by Mary Larson
Thirty-six Orange County Superior Court incumbent judges will be running unopposed for another six-year term in the June Primary. Under the county’s election rules, these 36 judges will be declared the winners and will not appear on the ballot. No incumbent judge has lost in Orange County in at least a quarter of a century.
However, nine other judgeships will be on Leisure World residents’ Primary Election ballots. There are 25 candidates running in these contests, none of whom is an incumbent.
Claudia Alvarez is one of the those candidates, running for election to Office No. 5. Alvarez has been an OC Deputy District Attorney for over 22 years and a public official for the last two decades. She was a member of the Santa Ana City council from 2000-2012. (Santa Ana has a 12-year limit on the terms of City Council members.) Her website is www.alvarez4judge.com.
Most of Alvarez’s career has been devoted to working with youth, both in juvenile courts and in the community.

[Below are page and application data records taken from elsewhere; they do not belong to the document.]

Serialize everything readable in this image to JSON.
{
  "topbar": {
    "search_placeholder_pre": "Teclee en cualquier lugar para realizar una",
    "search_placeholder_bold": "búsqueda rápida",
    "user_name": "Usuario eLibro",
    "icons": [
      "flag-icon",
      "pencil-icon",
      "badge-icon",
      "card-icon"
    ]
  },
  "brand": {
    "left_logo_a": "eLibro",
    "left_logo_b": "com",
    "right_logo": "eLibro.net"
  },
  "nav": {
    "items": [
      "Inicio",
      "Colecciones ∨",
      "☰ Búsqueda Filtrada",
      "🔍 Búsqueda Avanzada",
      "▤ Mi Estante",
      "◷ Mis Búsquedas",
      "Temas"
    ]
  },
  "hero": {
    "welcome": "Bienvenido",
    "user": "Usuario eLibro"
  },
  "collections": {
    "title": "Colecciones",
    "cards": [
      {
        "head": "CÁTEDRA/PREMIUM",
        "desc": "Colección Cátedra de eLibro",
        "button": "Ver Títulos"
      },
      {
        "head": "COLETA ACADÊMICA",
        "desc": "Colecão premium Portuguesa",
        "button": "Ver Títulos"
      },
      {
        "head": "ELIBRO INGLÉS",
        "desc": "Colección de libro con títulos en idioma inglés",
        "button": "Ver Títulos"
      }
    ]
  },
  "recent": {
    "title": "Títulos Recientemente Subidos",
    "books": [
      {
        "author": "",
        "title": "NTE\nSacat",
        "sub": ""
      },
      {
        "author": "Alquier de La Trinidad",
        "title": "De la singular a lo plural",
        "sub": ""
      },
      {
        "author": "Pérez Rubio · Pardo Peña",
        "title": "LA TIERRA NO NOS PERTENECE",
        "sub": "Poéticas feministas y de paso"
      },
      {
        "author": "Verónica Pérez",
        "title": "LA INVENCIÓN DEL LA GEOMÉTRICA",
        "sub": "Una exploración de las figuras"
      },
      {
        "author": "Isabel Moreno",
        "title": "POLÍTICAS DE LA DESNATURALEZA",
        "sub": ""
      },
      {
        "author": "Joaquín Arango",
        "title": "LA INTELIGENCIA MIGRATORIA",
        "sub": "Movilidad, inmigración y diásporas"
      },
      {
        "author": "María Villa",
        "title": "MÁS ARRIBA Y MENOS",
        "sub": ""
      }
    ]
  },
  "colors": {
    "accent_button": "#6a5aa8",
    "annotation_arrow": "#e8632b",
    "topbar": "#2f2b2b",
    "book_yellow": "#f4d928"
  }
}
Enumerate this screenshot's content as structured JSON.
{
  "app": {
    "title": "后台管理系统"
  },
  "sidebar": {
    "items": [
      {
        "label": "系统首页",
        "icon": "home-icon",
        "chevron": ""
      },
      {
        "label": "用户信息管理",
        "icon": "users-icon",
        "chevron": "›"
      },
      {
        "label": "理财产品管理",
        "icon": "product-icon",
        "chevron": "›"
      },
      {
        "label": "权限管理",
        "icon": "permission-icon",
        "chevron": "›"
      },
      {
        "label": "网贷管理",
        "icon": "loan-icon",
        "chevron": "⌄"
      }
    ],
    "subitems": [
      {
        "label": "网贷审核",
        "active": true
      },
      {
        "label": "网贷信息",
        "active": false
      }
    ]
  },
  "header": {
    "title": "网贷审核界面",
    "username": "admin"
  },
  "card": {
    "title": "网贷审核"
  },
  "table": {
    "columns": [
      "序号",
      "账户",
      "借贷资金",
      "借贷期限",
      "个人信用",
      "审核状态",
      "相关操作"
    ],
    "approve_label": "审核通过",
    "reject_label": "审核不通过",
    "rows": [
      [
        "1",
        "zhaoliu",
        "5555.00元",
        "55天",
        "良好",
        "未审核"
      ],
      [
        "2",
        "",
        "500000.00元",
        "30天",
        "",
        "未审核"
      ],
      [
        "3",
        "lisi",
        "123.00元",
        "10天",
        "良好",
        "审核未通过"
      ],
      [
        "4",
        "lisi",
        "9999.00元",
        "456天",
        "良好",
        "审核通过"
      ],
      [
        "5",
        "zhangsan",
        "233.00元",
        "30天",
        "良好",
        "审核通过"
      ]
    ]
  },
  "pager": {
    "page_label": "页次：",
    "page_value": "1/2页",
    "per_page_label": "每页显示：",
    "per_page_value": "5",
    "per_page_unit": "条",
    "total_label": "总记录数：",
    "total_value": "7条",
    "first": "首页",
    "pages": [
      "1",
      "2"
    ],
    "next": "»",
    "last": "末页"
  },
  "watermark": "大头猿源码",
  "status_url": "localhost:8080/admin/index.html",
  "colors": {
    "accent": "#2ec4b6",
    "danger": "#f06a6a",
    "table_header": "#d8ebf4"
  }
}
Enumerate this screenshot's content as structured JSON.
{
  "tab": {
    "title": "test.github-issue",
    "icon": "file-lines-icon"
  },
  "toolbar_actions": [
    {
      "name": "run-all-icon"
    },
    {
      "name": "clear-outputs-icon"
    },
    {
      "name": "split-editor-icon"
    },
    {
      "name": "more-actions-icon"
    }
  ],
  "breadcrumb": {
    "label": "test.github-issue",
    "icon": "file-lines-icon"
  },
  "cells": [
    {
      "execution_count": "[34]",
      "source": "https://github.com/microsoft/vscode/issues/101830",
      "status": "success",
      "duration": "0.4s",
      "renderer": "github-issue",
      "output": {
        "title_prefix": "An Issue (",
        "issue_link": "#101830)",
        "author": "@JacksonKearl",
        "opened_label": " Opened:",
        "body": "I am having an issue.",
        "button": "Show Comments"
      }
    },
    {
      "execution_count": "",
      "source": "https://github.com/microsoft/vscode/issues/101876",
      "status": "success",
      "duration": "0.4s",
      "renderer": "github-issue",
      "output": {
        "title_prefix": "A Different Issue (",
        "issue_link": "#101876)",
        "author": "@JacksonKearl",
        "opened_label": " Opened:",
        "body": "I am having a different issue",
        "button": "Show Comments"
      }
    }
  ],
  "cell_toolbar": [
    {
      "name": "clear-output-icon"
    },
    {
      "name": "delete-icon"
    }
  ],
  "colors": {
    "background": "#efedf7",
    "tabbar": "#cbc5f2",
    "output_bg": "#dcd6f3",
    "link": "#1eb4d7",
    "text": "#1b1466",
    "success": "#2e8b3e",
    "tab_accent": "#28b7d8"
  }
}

Alvarez’s candidacy for OC Superior Court Office No. 5 has been endorsed by a number of persons familiar to LW Democrats, including OC Supervisors Katrina Foley and Doug Chaffee, as well as State Senator Tom Umberg, who is also the chair of the Senate Standing Committee on Judiciary.
••• The LW Democratic Club’s next membership meeting will be held Wednesday, April 20, via Zoom. Club members and supporters can find login information in the club’s electronic newsletter or by calling (562) 296-8521. Information about the featured speaker, state Assembly candidate Judie Mancuso, can be found online at www.judiemancuso.com.
The LW Democratic Club encourages Leisure World voters who live in Los Alamitos School Board Area 4 to not sign a new recall petition directed against board member Scott Fayette, if and when it is certified for distribution.
The club urges voters not to sign petitions currently being circulated that would place a school voucher initiative on the November ballot. If passed, this initiative would eliminate California’s constitutional prohibition against public funding of religious and other private schools. It would require the state to provide a yearly $14,000 voucher payment per student attending such K-12 schools or being home schooled. The money would be paid directly to families, regardless of need or the level of their income. According to current estimates, these payments would cost California $4.7 billion to $7 billion a year.
••• LW Democrats and supporters can subscribe to the club’s free electronic newsletter for more in-depth political information by calling editor Mary Larson at (562) 296-8521 or emailing firstname.lastname@example.org. People are asked to include their full name, address, phone number and party affiliation.